TASK GOAL: Please, without the pictures, restate every entry exactly.

Content starts

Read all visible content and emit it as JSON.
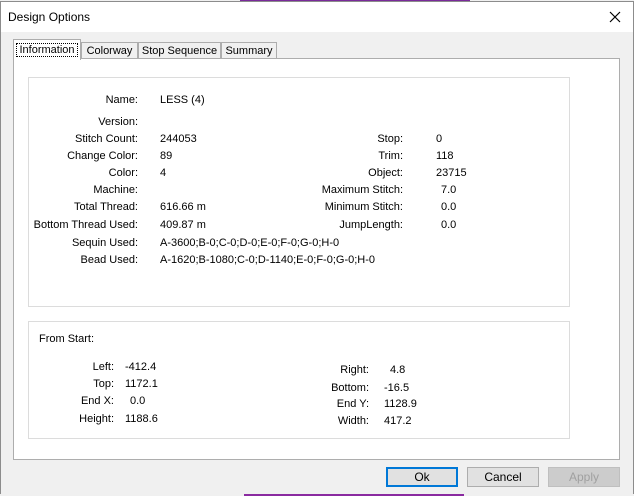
{
  "window": {
    "title": "Design Options"
  },
  "tabs": [
    {
      "label": "Information"
    },
    {
      "label": "Colorway"
    },
    {
      "label": "Stop Sequence"
    },
    {
      "label": "Summary"
    }
  ],
  "info": {
    "name": {
      "label": "Name:",
      "value": "LESS (4)"
    },
    "version": {
      "label": "Version:",
      "value": ""
    },
    "stitch_count": {
      "label": "Stitch Count:",
      "value": "244053"
    },
    "change_color": {
      "label": "Change Color:",
      "value": "89"
    },
    "color": {
      "label": "Color:",
      "value": "4"
    },
    "machine": {
      "label": "Machine:",
      "value": ""
    },
    "total_thread": {
      "label": "Total Thread:",
      "value": "616.66 m"
    },
    "bottom_thread": {
      "label": "Bottom Thread Used:",
      "value": "409.87 m"
    },
    "sequin_used": {
      "label": "Sequin Used:",
      "value": "A-3600;B-0;C-0;D-0;E-0;F-0;G-0;H-0"
    },
    "bead_used": {
      "label": "Bead Used:",
      "value": "A-1620;B-1080;C-0;D-1140;E-0;F-0;G-0;H-0"
    },
    "stop": {
      "label": "Stop:",
      "value": "0"
    },
    "trim": {
      "label": "Trim:",
      "value": "118"
    },
    "object": {
      "label": "Object:",
      "value": "23715"
    },
    "max_stitch": {
      "label": "Maximum Stitch:",
      "value": "7.0"
    },
    "min_stitch": {
      "label": "Minimum Stitch:",
      "value": "0.0"
    },
    "jump_length": {
      "label": "JumpLength:",
      "value": "0.0"
    }
  },
  "from_start": {
    "heading": "From Start:",
    "left": {
      "label": "Left:",
      "value": "-412.4"
    },
    "top": {
      "label": "Top:",
      "value": "1172.1"
    },
    "end_x": {
      "label": "End X:",
      "value": "0.0"
    },
    "height": {
      "label": "Height:",
      "value": "1188.6"
    },
    "right": {
      "label": "Right:",
      "value": "4.8"
    },
    "bottom": {
      "label": "Bottom:",
      "value": "-16.5"
    },
    "end_y": {
      "label": "End Y:",
      "value": "1128.9"
    },
    "width": {
      "label": "Width:",
      "value": "417.2"
    }
  },
  "buttons": {
    "ok": "Ok",
    "cancel": "Cancel",
    "apply": "Apply"
  }
}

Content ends

TASK RESULT:
Read all visible content and emit it as JSON.
{
  "window": {
    "title": "Design Options"
  },
  "tabs": [
    {
      "label": "Information"
    },
    {
      "label": "Colorway"
    },
    {
      "label": "Stop Sequence"
    },
    {
      "label": "Summary"
    }
  ],
  "info": {
    "name": {
      "label": "Name:",
      "value": "LESS (4)"
    },
    "version": {
      "label": "Version:",
      "value": ""
    },
    "stitch_count": {
      "label": "Stitch Count:",
      "value": "244053"
    },
    "change_color": {
      "label": "Change Color:",
      "value": "89"
    },
    "color": {
      "label": "Color:",
      "value": "4"
    },
    "machine": {
      "label": "Machine:",
      "value": ""
    },
    "total_thread": {
      "label": "Total Thread:",
      "value": "616.66 m"
    },
    "bottom_thread": {
      "label": "Bottom Thread Used:",
      "value": "409.87 m"
    },
    "sequin_used": {
      "label": "Sequin Used:",
      "value": "A-3600;B-0;C-0;D-0;E-0;F-0;G-0;H-0"
    },
    "bead_used": {
      "label": "Bead Used:",
      "value": "A-1620;B-1080;C-0;D-1140;E-0;F-0;G-0;H-0"
    },
    "stop": {
      "label": "Stop:",
      "value": "0"
    },
    "trim": {
      "label": "Trim:",
      "value": "118"
    },
    "object": {
      "label": "Object:",
      "value": "23715"
    },
    "max_stitch": {
      "label": "Maximum Stitch:",
      "value": "7.0"
    },
    "min_stitch": {
      "label": "Minimum Stitch:",
      "value": "0.0"
    },
    "jump_length": {
      "label": "JumpLength:",
      "value": "0.0"
    }
  },
  "from_start": {
    "heading": "From Start:",
    "left": {
      "label": "Left:",
      "value": "-412.4"
    },
    "top": {
      "label": "Top:",
      "value": "1172.1"
    },
    "end_x": {
      "label": "End X:",
      "value": "0.0"
    },
    "height": {
      "label": "Height:",
      "value": "1188.6"
    },
    "right": {
      "label": "Right:",
      "value": "4.8"
    },
    "bottom": {
      "label": "Bottom:",
      "value": "-16.5"
    },
    "end_y": {
      "label": "End Y:",
      "value": "1128.9"
    },
    "width": {
      "label": "Width:",
      "value": "417.2"
    }
  },
  "buttons": {
    "ok": "Ok",
    "cancel": "Cancel",
    "apply": "Apply"
  }
}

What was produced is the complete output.